So, in the war of pastoral ministry, are you a good soldier? Remember that the Holy Spirit lives inside of you, and he battles on your behalf even when you don’t have the sense to. Remember too that in Christ you have already been given everything you need to be what you’re supposed to be and to do what you’re supposed to do in the place where God has positioned you. And remember that since Emmanuel is with you, it is impossible to ever be alone in the moment-by-moment war that is pastoral ministry.
These thoughts from Tripp regularly help sanctify my emotions/thoughts in several ways as a local church minister (I hope they will do the same for you):
- Knowing ministry is war protects me from attempting to use the ministry to build my kingdom of personal comfort and ease that is insulated from inconvenient people and things…an impossibility once I realize that true ministry is always accomplished on a battlefield, not a playground.
- Knowing ministry is war disengages me from the petty, horizontally-oriented divisions and preferences that consume so much inter-pastoral dialogue and focus. (If most of our battles are fought in the comment threads of social media, we are not actively engaged in the Lord’s army.)
- Knowing ministry is war keeps me from a woe-is-me, victim mindset of “why can’t this just be easier for me or us” in world that is so hostile and fallen.
- Knowing ministry is war infuses my heart and and life with a strong sense of urgency where I am prone to slothful ease and deferral when eternal destinies are at stake.
- Knowing ministry is war helps me process properly those people close to me who “unexpectedly and undeservingly” (so I think) attack or disappoint me. (It helps to remember that these same people are NOT ultimately THE enemy and are simply sincere and often unknowing pawns in his usurping agenda.)
- Knowing ministry is war generates and sustains a hyper-vigilance to actual “threats foreign (outside of me/our church) and domestic (inside of me/our church).”
- Knowing ministry is ward keeps my eyes from wandering in a covetous, envious manner towards other church leaders who supposedly “have it so much easier and better than me”…instead I see them as fellow-soldiers and co-laborers in a singular war for the glory of Jesus, our commander-in-chief.
- Finally, knowing ministry is war gives me the emotional intelligence and spiritual discernment to recognize that most of the tension in my ministry is the result of the vast but hopefully narrowing chasm of difference between the gospel I verbally preach and the “gospel” I actually live.

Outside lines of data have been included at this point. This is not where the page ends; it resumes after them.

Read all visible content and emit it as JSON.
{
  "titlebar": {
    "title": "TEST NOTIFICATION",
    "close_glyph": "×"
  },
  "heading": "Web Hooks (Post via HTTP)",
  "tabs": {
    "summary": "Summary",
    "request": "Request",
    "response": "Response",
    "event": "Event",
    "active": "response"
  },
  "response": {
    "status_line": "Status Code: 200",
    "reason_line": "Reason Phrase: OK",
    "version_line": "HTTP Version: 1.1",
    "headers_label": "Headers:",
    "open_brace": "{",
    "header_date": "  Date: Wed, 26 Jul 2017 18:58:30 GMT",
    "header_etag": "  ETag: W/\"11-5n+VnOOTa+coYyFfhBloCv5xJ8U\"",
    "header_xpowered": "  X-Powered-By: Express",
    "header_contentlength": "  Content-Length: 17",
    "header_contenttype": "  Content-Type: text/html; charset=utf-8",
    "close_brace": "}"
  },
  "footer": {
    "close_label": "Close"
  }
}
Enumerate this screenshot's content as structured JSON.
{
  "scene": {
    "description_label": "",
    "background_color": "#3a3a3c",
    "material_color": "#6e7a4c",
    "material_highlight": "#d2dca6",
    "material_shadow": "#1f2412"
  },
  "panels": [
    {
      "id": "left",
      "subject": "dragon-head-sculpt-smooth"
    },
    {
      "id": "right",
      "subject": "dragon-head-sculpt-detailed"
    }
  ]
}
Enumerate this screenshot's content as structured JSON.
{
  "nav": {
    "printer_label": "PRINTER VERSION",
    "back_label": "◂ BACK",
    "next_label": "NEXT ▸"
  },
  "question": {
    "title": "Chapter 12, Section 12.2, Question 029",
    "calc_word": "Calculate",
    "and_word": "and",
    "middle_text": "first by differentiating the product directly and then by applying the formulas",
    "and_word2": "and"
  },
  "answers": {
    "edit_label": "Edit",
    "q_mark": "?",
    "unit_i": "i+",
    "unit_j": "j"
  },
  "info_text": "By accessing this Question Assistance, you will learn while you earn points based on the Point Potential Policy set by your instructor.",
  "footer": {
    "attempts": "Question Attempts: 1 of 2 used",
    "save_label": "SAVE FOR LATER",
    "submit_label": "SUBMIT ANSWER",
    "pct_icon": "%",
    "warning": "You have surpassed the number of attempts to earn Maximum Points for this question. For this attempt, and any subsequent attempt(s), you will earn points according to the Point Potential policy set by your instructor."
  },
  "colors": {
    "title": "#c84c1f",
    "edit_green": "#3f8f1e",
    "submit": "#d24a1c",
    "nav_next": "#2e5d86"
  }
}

2 Timothy 2:3 “Thou therefore endure hardness, as a good soldier of Jesus Christ.”
Tripp, Paul David. Dangerous Calling: Confronting the Unique Challenges of Pastoral Ministry (pp. 97-100). Crossway. Kindle Edition.